>>>
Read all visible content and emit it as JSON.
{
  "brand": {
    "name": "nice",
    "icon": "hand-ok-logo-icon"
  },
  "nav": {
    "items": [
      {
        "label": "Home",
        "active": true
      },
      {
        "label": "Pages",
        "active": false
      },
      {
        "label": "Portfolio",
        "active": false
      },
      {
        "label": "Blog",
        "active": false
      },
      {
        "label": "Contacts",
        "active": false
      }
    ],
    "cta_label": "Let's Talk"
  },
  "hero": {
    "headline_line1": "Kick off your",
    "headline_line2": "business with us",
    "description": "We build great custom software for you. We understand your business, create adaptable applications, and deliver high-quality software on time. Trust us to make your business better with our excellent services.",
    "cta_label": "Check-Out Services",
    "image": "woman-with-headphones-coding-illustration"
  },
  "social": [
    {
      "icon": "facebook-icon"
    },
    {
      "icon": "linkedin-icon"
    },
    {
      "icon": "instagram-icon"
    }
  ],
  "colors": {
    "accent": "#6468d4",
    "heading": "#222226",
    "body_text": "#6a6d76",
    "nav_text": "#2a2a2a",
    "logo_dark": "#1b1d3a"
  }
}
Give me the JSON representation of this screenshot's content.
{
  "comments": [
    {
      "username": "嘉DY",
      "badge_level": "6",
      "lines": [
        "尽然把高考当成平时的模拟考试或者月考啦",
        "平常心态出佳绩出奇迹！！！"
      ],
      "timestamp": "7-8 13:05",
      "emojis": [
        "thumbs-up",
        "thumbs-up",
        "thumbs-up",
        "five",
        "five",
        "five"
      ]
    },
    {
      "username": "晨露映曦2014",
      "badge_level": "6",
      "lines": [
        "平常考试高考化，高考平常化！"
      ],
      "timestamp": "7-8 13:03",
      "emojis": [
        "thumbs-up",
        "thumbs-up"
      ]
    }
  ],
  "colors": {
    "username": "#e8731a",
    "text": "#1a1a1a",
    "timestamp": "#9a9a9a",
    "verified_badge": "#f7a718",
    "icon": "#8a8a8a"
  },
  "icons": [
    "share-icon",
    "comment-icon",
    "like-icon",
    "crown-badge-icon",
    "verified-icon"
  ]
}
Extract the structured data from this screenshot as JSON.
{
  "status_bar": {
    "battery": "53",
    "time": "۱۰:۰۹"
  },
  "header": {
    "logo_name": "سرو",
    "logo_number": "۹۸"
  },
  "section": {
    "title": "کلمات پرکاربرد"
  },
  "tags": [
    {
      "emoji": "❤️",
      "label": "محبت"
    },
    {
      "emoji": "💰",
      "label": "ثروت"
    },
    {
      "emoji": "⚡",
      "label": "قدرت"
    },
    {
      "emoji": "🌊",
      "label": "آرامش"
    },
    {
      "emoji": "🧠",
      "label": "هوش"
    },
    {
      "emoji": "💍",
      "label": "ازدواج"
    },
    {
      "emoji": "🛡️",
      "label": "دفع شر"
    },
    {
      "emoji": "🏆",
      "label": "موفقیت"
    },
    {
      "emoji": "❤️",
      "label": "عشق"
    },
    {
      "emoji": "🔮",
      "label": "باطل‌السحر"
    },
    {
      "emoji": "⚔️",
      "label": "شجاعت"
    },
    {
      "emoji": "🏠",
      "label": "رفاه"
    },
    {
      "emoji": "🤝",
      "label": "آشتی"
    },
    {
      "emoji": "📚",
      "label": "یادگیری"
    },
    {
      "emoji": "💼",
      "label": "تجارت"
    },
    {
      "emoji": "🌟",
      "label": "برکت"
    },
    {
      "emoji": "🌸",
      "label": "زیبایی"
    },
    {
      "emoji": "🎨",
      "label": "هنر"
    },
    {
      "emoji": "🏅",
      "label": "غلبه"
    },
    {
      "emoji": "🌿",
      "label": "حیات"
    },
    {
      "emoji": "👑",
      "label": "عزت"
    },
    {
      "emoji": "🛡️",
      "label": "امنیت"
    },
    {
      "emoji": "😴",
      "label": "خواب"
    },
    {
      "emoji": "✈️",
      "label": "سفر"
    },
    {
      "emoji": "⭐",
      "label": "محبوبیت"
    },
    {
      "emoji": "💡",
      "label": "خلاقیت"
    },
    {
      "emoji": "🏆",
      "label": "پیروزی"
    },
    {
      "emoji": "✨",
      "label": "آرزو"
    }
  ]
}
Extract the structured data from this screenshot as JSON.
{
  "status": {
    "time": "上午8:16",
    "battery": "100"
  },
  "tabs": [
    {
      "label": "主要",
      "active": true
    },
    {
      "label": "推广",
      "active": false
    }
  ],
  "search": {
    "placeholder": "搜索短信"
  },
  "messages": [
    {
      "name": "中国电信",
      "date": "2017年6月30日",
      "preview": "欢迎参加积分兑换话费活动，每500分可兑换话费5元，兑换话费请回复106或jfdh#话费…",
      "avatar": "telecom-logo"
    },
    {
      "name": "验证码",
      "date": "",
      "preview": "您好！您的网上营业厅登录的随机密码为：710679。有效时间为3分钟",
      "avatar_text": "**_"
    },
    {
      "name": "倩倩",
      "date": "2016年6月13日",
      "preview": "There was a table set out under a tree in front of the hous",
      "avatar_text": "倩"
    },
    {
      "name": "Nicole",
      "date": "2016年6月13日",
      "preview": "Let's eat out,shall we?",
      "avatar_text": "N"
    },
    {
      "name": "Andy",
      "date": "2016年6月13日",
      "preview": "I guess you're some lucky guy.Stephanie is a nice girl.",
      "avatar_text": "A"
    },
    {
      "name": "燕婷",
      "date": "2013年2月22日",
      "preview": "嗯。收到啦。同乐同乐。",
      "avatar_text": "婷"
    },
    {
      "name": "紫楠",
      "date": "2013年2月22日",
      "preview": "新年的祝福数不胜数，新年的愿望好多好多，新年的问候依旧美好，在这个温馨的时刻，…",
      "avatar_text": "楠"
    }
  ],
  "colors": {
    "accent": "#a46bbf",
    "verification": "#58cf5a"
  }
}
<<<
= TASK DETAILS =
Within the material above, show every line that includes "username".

= TASK RESULT =
      "username": "嘉DY",
      "username": "晨露映曦2014",
    "username": "#e8731a",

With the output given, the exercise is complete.